A few days ago we received a so-called funeral certificate from the prosecutor´s office in Düsseldorf. It reads, “Burial has been permitted. Cremation is considered to be safe.“ Our son´s name and birth date are underneath. It´s the first time I have ever seen a document like this so I go online to find an explanation. “In case of an unnatural cause of death a funeral certificate issued by the prosecutor is required for an urn interment.“ I have a feeling we will probably have to deal with many documents like this which we didn´t know existed.
At about the same time we receive identical information from different places (Germanwings, the government special envoy, the French and German prosecutors, the German consulate in Marseille, etc.), some of which expands on the details and that we piece together like a puzzle in order not to miss anything. This is well-intentioned but stressful for us.
The most important news is that the identification commission´s work identifying the 150 passengers on the Germanwings airbus has been validated so that the death certificates could be signed. In addition, the French prosecutor has invited us to an informational meeting in Paris.
I had actually expected to receive a more personal letter mentioning our son´s name and informing us that his death and the DNA of one of the passengers matched. Is that too much to ask?
Lufthansa offers to manage the transfer of the victims´ remains to their home countries and the related organisational matters for the family members. They will arrange everything according to our wishes. This also includes working with a French funeral home. We guess that transferring a casket is quite a complicated process requiring a lot of paperwork so we agree. We also don´t feel able to organise all these things on our own as we don´t have the mental or especially the physical strength.
My husband´s colleagues visit us for the first time since the crash. They carry a huge fruit basket past us and put it on the kitchen table. We can really use it. Maybe the vitamins will chase away the fatigue and lack of motivation?
We sit in the living room and they express their condolences and those of their employees. We say empty phrases.
Suddenly Jasmin says, “Before we came we were thinking about how we should act around you.

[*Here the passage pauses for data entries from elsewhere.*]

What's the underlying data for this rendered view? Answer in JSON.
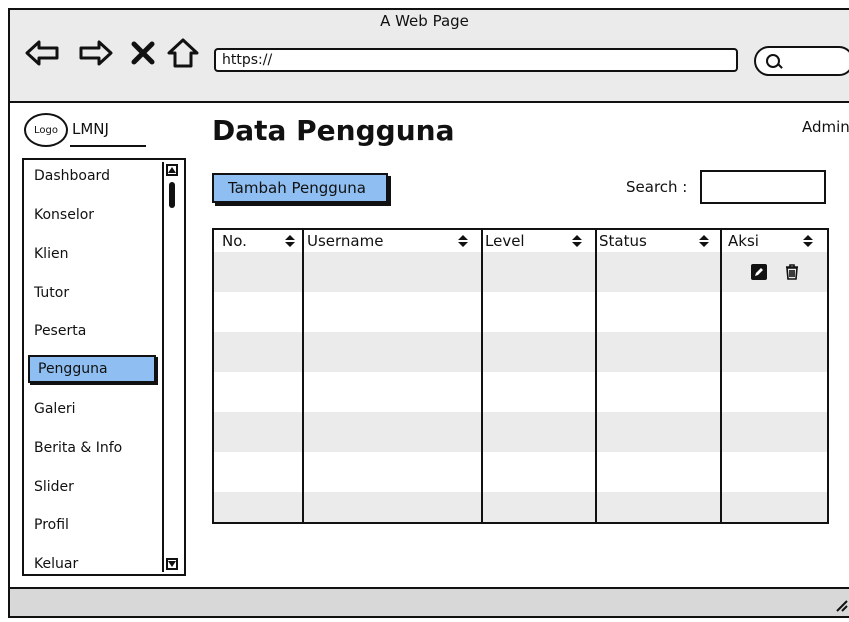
{
  "window": {
    "title": "A Web Page"
  },
  "browser": {
    "url": "https://",
    "nav": [
      "back-arrow-icon",
      "forward-arrow-icon",
      "close-x-icon",
      "home-icon"
    ]
  },
  "logo": {
    "mark": "Logo",
    "name": "LMNJ"
  },
  "sidebar": {
    "items": [
      {
        "label": "Dashboard"
      },
      {
        "label": "Konselor"
      },
      {
        "label": "Klien"
      },
      {
        "label": "Tutor"
      },
      {
        "label": "Peserta"
      },
      {
        "label": "Pengguna",
        "active": true
      },
      {
        "label": "Galeri"
      },
      {
        "label": "Berita & Info"
      },
      {
        "label": "Slider"
      },
      {
        "label": "Profil"
      },
      {
        "label": "Keluar"
      }
    ]
  },
  "header": {
    "title": "Data Pengguna",
    "user": "Admin"
  },
  "toolbar": {
    "add_label": "Tambah Pengguna",
    "search_label": "Search :",
    "search_value": ""
  },
  "table": {
    "columns": [
      {
        "label": "No."
      },
      {
        "label": "Username"
      },
      {
        "label": "Level"
      },
      {
        "label": "Status"
      },
      {
        "label": "Aksi"
      }
    ],
    "actions": [
      "edit-icon",
      "trash-icon"
    ]
  },
  "colors": {
    "accent": "#8fbff2",
    "row_shade": "#ebebeb",
    "chrome": "#ebebeb"
  }
}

That´s difficult because what happened is so awful. We have no words. We´re not sure, but now we´re here.“
I´m glad for her honesty.
“It´s best to act like you always do. You don´t have to treat us with kid gloves. Talk or just listen,“ I say, adding, “and if I suddenly burst into tears, that´s also normal in this situation.“

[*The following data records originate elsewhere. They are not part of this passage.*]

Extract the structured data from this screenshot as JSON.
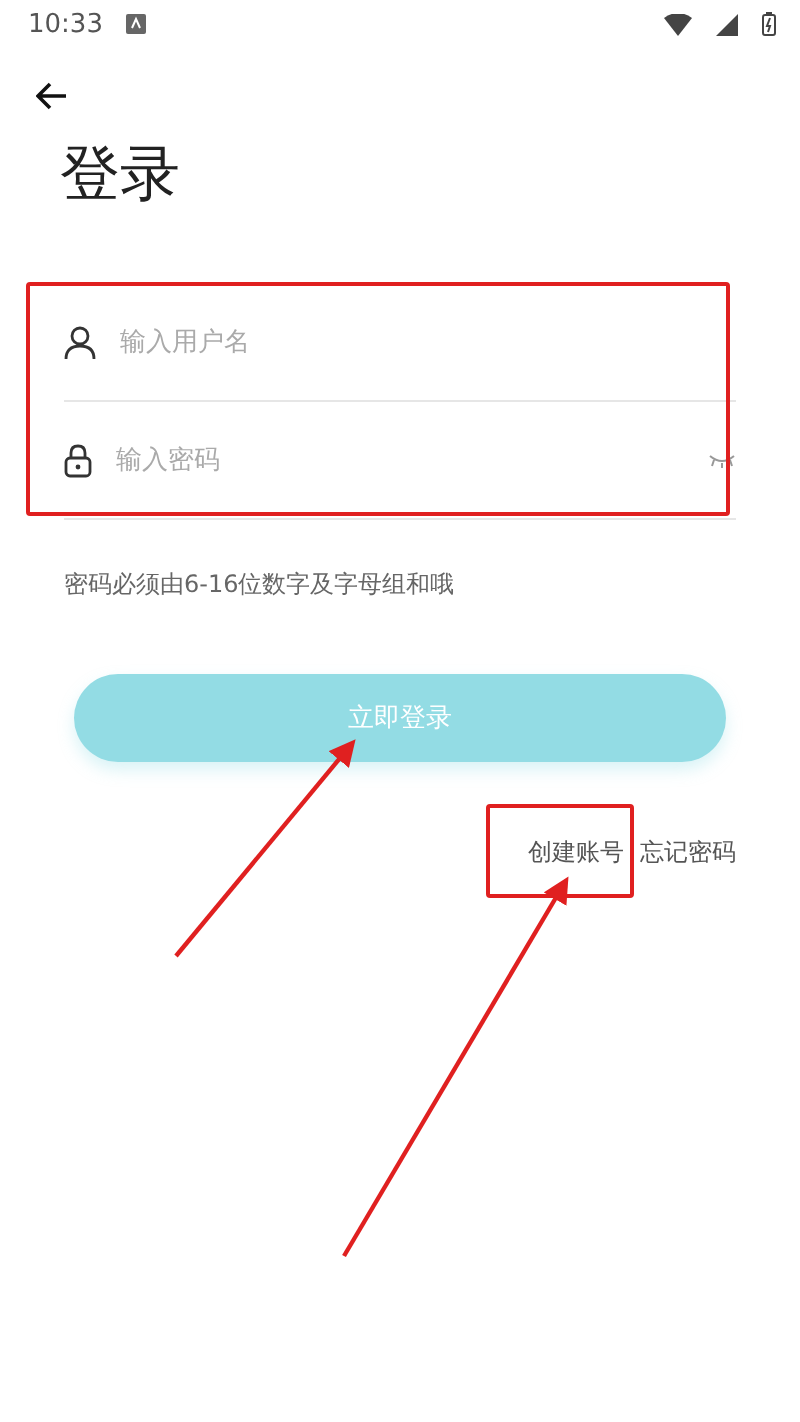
{
  "status_bar": {
    "time": "10:33"
  },
  "title": "登录",
  "fields": [
    {
      "kind": "user",
      "placeholder": "输入用户名"
    },
    {
      "kind": "password",
      "placeholder": "输入密码"
    }
  ],
  "hint": "密码必须由6-16位数字及字母组和哦",
  "login_button": "立即登录",
  "links": [
    "创建账号",
    "忘记密码"
  ]
}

We start talking. We speak a lot about our son´s death, the imminent transfer of his remains, reports from Le Vernet, etc.
Eventually we talk about things which have nothing to do with the disaster. I notice that the visit does us good and is a total distraction. We´re even able to laugh.

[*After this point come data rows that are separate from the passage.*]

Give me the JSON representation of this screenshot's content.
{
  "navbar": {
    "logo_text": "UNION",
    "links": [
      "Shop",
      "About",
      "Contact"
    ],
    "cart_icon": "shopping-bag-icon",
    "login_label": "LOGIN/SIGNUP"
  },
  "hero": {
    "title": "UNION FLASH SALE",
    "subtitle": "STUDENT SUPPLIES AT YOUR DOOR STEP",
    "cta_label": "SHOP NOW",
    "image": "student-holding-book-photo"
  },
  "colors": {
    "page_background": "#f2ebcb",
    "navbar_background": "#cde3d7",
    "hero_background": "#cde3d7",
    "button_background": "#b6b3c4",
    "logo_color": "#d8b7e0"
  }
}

In the evening we eat some fruit from the fruit basket.
© Brigitte Voß / Translation: Ellen Rosenbaum